What this task involves
State only the number of lines below where the word "icon" is found.

+++

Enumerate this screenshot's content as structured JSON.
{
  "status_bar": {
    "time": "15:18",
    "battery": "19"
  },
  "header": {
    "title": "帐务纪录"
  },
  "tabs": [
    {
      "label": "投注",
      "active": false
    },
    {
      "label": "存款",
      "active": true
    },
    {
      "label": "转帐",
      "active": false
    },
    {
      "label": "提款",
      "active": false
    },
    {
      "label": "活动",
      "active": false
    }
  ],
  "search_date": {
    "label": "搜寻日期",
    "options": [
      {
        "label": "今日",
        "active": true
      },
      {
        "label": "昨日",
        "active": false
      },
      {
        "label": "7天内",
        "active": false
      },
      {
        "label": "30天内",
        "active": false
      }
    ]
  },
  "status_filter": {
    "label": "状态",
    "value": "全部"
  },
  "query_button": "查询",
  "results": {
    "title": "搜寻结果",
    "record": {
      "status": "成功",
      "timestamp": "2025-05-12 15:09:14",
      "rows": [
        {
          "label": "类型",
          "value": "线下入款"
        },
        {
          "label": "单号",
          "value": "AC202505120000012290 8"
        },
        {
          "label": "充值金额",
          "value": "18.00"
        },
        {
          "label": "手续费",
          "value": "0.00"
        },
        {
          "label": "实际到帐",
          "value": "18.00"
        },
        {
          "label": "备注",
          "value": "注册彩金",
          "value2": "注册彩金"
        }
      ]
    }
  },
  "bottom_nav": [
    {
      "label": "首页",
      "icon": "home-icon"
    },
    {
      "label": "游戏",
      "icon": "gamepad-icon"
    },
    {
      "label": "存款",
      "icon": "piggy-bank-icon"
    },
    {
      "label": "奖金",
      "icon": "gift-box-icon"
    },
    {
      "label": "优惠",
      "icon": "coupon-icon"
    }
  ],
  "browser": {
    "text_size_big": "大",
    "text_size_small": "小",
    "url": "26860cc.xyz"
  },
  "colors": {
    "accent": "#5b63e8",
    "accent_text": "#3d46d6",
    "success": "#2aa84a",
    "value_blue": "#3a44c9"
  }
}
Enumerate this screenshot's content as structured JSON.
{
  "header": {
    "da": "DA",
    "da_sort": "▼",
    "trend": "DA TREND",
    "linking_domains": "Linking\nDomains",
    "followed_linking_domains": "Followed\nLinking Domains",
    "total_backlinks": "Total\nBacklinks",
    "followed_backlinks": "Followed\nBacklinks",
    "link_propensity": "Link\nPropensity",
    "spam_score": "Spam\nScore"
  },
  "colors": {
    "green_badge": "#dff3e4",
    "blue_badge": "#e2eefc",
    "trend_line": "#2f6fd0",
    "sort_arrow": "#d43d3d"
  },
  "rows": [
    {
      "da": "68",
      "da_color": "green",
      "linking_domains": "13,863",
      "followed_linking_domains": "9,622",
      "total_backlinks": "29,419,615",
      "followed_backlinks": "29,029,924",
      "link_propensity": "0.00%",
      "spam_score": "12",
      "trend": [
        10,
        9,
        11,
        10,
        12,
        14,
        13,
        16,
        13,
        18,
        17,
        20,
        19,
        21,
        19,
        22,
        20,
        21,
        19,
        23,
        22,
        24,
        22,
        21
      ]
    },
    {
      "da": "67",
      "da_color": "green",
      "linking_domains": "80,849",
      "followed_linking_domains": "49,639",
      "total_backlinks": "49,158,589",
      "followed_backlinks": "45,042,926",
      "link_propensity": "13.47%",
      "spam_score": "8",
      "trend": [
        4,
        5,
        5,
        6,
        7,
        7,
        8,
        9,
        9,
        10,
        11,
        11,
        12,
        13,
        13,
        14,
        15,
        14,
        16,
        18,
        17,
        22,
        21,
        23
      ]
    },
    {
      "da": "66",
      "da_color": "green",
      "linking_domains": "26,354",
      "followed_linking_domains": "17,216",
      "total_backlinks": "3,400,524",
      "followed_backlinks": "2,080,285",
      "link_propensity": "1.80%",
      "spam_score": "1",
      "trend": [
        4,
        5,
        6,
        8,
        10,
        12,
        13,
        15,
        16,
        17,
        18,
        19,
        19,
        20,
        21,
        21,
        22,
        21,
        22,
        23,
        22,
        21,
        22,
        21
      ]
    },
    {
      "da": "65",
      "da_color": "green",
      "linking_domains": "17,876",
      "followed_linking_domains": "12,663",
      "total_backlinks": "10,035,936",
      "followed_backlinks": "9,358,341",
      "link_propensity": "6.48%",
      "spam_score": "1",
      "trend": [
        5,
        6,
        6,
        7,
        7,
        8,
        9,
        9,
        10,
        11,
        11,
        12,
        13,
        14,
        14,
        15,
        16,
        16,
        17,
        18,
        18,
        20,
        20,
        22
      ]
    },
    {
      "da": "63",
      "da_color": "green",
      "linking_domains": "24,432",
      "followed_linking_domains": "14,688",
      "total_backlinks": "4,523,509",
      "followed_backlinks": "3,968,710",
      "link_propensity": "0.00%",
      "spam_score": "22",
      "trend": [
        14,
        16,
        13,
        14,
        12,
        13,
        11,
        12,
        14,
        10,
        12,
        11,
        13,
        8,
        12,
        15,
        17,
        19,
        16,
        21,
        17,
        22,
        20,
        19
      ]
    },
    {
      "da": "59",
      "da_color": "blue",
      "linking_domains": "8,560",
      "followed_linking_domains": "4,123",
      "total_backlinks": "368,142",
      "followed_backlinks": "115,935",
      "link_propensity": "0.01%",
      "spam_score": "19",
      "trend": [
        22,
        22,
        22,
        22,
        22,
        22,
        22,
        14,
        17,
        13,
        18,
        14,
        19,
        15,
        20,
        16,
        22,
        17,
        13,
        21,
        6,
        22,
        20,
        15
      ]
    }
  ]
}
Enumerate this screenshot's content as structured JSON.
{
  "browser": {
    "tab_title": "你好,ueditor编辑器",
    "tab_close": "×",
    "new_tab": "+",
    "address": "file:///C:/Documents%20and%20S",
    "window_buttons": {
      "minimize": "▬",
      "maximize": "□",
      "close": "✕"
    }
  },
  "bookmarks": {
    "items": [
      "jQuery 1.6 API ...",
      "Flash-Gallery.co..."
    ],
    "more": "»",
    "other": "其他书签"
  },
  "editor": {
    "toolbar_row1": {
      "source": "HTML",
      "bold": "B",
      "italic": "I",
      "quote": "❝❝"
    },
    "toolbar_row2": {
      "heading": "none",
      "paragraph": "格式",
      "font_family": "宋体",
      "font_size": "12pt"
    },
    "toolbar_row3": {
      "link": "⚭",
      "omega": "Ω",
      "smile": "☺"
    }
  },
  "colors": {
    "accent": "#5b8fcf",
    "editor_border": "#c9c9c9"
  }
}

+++

Result below
5